Oil prices ease as Saudi downplays supply fears
NEW YORK – Saudi Arabia’s assurances Tuesday that it would counter any disruptions of the global oil market pushed crude prices down Tuesday, but Libya’s ongoing turmoil kept a floor on the market.
The world’s largest oil supplier has 3.5 million barrels of day in spare capacity and is building up inventories in strategic locations, Oil Minister Ali Naimi said in a statement clearly aimed at calming markets.
“The Kingdom of Saudi Arabia has long been committed to promoting market stability in the interest of both producers and consumers, and in support of global economic growth and development,” Naimi said.

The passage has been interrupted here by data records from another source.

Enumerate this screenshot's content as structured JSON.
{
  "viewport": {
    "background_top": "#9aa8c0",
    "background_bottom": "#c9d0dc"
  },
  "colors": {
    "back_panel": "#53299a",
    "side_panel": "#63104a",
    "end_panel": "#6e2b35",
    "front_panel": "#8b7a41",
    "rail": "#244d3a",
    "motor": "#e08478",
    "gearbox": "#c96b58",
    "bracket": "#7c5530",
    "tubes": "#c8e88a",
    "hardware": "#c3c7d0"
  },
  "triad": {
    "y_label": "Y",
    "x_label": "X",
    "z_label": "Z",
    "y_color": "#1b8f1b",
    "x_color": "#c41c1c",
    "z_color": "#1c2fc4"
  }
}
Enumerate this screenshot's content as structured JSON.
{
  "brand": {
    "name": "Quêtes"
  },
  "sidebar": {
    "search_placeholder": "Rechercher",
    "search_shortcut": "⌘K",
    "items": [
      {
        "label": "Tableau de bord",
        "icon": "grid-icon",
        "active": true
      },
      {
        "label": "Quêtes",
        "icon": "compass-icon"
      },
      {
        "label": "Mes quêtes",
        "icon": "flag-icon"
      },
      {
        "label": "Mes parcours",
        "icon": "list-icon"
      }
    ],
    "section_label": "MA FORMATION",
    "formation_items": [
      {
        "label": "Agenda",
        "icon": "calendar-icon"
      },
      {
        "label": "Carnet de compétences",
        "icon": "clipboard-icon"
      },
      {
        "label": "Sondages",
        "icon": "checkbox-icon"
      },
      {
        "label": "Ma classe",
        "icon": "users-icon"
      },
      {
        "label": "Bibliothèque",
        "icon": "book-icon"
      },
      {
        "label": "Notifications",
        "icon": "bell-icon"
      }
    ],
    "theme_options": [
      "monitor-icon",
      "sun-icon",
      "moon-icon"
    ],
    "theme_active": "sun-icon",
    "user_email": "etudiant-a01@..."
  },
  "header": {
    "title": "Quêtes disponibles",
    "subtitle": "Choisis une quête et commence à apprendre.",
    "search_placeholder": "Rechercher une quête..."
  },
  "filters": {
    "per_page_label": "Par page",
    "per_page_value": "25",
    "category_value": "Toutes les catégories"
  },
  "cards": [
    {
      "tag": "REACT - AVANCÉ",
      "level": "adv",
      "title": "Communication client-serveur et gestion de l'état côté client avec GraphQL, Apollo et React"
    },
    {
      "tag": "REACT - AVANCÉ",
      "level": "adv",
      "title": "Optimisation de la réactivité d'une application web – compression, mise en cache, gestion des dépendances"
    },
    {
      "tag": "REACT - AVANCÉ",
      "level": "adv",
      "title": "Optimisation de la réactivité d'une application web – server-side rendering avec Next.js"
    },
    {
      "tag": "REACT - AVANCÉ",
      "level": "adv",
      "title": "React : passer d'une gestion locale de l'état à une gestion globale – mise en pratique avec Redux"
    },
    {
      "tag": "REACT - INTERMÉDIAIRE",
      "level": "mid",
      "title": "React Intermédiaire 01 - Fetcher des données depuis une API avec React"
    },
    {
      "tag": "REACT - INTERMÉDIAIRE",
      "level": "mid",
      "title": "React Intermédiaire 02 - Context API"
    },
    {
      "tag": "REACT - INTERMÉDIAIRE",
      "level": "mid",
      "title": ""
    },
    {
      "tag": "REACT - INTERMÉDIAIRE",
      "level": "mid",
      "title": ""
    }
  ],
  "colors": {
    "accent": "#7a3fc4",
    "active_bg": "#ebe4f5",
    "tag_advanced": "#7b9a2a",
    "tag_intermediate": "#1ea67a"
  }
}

“Time after time we have delivered on that commitment by tapping our additional crude oil production capacity when supply conditions warranted, and Saudi Arabia will continue to reliably meet the world’s petroleum needs,” he said.
Prices dropped quickly following the statement, but traders clearly remained cautious over the tentative political situation in many Arab countries, including in Saudi Arabia.
New York’s main contract, West Texas Intermediate for delivery in April, shed 42 cents to settle at $105.02 a barrel, one day after soaring to $106.95 — the highest level for 30 months.
In London, Brent North Sea crude for April delivery was down $1.98 to $113.06.
“Prices are rising and falling on the temperature of the Libyan situation,” said John Kilduff of Again Capital.
But Tuesday’s market was also driven by “all the chatter about OPEC putting more oil on the market,” he said.
Members of the Organization of the Petroleum Exporting Countries, which pumps about 40 percent of the world’s oil, are holding talks over the oil market in light of the Libyan turmoil.
“We are in consultation but have not yet decided which direction” we are heading, Kuwaiti Oil Minister Sheikh Ahmad Abdullah al-Sabah told reporters Tuesday.
Naimi meanwhile blamed “financial speculation and a negative and unrealistic take on supplies” for the price jumps of recent weeks, adding: “Current supplies in the market are very adequate.”
But a new short-term forecast from the US Energy Information Administration also saw prices staying in their current range.
The EIA boosted Tuesday its forecast for the average 2011 price that refiners will pay for crude to $105 a barrel, $14 higher from its previous monthly forecast, citing the Middle East political challenge.
“My only concern is that tensions are still there for other Middle East countries and any further uprisings could see oil spike further,” ETX Capital trader Manoj Ladwa told AFP.
Oil prices also weakened on Tuesday after the United States suggested it may tap its oil reserves to tackle high oil prices.
White House chief of staff William Daley said Sunday that the US had not ruled out tapping its strategic oil reserves to help dampen the higher cost of oil.